What you need to do => Every line below should be duplicated exactly.

───── Information provided

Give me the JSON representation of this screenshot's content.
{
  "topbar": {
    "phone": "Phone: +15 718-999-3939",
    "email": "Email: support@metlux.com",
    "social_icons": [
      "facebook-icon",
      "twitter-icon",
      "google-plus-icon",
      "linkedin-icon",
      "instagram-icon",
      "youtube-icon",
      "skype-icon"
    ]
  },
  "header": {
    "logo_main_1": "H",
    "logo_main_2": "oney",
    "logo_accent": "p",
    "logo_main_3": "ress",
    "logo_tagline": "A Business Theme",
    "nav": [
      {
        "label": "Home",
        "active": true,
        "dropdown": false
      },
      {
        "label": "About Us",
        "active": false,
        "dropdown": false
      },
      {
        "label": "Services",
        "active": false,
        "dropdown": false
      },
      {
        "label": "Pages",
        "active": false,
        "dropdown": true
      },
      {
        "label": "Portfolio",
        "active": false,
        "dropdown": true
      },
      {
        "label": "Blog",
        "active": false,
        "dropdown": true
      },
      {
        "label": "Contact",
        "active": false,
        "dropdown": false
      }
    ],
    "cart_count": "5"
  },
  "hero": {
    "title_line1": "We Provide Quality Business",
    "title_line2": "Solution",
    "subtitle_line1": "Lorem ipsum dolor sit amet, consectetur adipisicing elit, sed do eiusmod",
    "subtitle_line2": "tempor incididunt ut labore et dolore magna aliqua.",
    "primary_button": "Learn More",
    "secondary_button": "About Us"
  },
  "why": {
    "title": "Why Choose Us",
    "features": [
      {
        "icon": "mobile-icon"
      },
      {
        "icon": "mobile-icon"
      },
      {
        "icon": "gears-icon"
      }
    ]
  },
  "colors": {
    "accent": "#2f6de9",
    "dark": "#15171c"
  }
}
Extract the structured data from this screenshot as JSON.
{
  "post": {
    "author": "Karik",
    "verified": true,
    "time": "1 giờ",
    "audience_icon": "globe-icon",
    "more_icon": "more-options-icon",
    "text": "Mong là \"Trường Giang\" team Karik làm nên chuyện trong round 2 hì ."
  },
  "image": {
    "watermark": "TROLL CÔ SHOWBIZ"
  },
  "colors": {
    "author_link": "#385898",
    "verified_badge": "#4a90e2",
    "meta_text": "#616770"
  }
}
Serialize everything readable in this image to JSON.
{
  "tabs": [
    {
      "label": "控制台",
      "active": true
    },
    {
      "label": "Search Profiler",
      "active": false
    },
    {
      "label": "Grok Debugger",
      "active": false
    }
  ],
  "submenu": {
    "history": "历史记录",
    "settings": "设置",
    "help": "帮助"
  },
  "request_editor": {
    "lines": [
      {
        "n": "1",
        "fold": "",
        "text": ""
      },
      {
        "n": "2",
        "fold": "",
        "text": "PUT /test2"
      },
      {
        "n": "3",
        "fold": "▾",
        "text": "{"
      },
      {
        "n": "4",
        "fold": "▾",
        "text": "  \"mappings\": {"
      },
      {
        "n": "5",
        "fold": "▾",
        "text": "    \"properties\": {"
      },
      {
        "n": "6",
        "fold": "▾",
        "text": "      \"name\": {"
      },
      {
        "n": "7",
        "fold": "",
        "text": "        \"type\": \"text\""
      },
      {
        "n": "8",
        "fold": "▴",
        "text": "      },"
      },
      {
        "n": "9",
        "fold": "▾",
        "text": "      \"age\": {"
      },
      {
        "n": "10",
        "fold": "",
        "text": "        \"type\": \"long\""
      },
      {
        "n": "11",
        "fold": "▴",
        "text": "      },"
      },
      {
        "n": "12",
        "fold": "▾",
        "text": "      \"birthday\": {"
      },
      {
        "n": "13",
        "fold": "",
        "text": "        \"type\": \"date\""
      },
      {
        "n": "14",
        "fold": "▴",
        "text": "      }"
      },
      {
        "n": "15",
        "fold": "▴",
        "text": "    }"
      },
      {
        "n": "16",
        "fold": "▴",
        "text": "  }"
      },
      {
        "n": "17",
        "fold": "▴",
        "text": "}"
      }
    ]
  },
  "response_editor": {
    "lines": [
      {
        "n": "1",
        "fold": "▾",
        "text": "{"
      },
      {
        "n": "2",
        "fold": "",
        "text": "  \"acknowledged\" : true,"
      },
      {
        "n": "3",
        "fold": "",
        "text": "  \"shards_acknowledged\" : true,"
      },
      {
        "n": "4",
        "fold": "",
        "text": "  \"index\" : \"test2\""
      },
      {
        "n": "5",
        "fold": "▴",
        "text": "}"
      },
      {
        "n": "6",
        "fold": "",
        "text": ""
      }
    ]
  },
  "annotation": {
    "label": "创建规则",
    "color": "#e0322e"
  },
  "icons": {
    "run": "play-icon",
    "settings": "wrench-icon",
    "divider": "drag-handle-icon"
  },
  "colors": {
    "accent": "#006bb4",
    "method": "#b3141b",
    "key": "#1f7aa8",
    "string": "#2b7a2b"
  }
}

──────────

Expected answer =>
Give me the JSON representation of this screenshot's content.
{
  "topbar": {
    "phone": "Phone: +15 718-999-3939",
    "email": "Email: support@metlux.com",
    "social_icons": [
      "facebook-icon",
      "twitter-icon",
      "google-plus-icon",
      "linkedin-icon",
      "instagram-icon",
      "youtube-icon",
      "skype-icon"
    ]
  },
  "header": {
    "logo_main_1": "H",
    "logo_main_2": "oney",
    "logo_accent": "p",
    "logo_main_3": "ress",
    "logo_tagline": "A Business Theme",
    "nav": [
      {
        "label": "Home",
        "active": true,
        "dropdown": false
      },
      {
        "label": "About Us",
        "active": false,
        "dropdown": false
      },
      {
        "label": "Services",
        "active": false,
        "dropdown": false
      },
      {
        "label": "Pages",
        "active": false,
        "dropdown": true
      },
      {
        "label": "Portfolio",
        "active": false,
        "dropdown": true
      },
      {
        "label": "Blog",
        "active": false,
        "dropdown": true
      },
      {
        "label": "Contact",
        "active": false,
        "dropdown": false
      }
    ],
    "cart_count": "5"
  },
  "hero": {
    "title_line1": "We Provide Quality Business",
    "title_line2": "Solution",
    "subtitle_line1": "Lorem ipsum dolor sit amet, consectetur adipisicing elit, sed do eiusmod",
    "subtitle_line2": "tempor incididunt ut labore et dolore magna aliqua.",
    "primary_button": "Learn More",
    "secondary_button": "About Us"
  },
  "why": {
    "title": "Why Choose Us",
    "features": [
      {
        "icon": "mobile-icon"
      },
      {
        "icon": "mobile-icon"
      },
      {
        "icon": "gears-icon"
      }
    ]
  },
  "colors": {
    "accent": "#2f6de9",
    "dark": "#15171c"
  }
}
Extract the structured data from this screenshot as JSON.
{
  "post": {
    "author": "Karik",
    "verified": true,
    "time": "1 giờ",
    "audience_icon": "globe-icon",
    "more_icon": "more-options-icon",
    "text": "Mong là \"Trường Giang\" team Karik làm nên chuyện trong round 2 hì ."
  },
  "image": {
    "watermark": "TROLL CÔ SHOWBIZ"
  },
  "colors": {
    "author_link": "#385898",
    "verified_badge": "#4a90e2",
    "meta_text": "#616770"
  }
}
Serialize everything readable in this image to JSON.
{
  "tabs": [
    {
      "label": "控制台",
      "active": true
    },
    {
      "label": "Search Profiler",
      "active": false
    },
    {
      "label": "Grok Debugger",
      "active": false
    }
  ],
  "submenu": {
    "history": "历史记录",
    "settings": "设置",
    "help": "帮助"
  },
  "request_editor": {
    "lines": [
      {
        "n": "1",
        "fold": "",
        "text": ""
      },
      {
        "n": "2",
        "fold": "",
        "text": "PUT /test2"
      },
      {
        "n": "3",
        "fold": "▾",
        "text": "{"
      },
      {
        "n": "4",
        "fold": "▾",
        "text": "  \"mappings\": {"
      },
      {
        "n": "5",
        "fold": "▾",
        "text": "    \"properties\": {"
      },
      {
        "n": "6",
        "fold": "▾",
        "text": "      \"name\": {"
      },
      {
        "n": "7",
        "fold": "",
        "text": "        \"type\": \"text\""
      },
      {
        "n": "8",
        "fold": "▴",
        "text": "      },"
      },
      {
        "n": "9",
        "fold": "▾",
        "text": "      \"age\": {"
      },
      {
        "n": "10",
        "fold": "",
        "text": "        \"type\": \"long\""
      },
      {
        "n": "11",
        "fold": "▴",
        "text": "      },"
      },
      {
        "n": "12",
        "fold": "▾",
        "text": "      \"birthday\": {"
      },
      {
        "n": "13",
        "fold": "",
        "text": "        \"type\": \"date\""
      },
      {
        "n": "14",
        "fold": "▴",
        "text": "      }"
      },
      {
        "n": "15",
        "fold": "▴",
        "text": "    }"
      },
      {
        "n": "16",
        "fold": "▴",
        "text": "  }"
      },
      {
        "n": "17",
        "fold": "▴",
        "text": "}"
      }
    ]
  },
  "response_editor": {
    "lines": [
      {
        "n": "1",
        "fold": "▾",
        "text": "{"
      },
      {
        "n": "2",
        "fold": "",
        "text": "  \"acknowledged\" : true,"
      },
      {
        "n": "3",
        "fold": "",
        "text": "  \"shards_acknowledged\" : true,"
      },
      {
        "n": "4",
        "fold": "",
        "text": "  \"index\" : \"test2\""
      },
      {
        "n": "5",
        "fold": "▴",
        "text": "}"
      },
      {
        "n": "6",
        "fold": "",
        "text": ""
      }
    ]
  },
  "annotation": {
    "label": "创建规则",
    "color": "#e0322e"
  },
  "icons": {
    "run": "play-icon",
    "settings": "wrench-icon",
    "divider": "drag-handle-icon"
  },
  "colors": {
    "accent": "#006bb4",
    "method": "#b3141b",
    "key": "#1f7aa8",
    "string": "#2b7a2b"
  }
}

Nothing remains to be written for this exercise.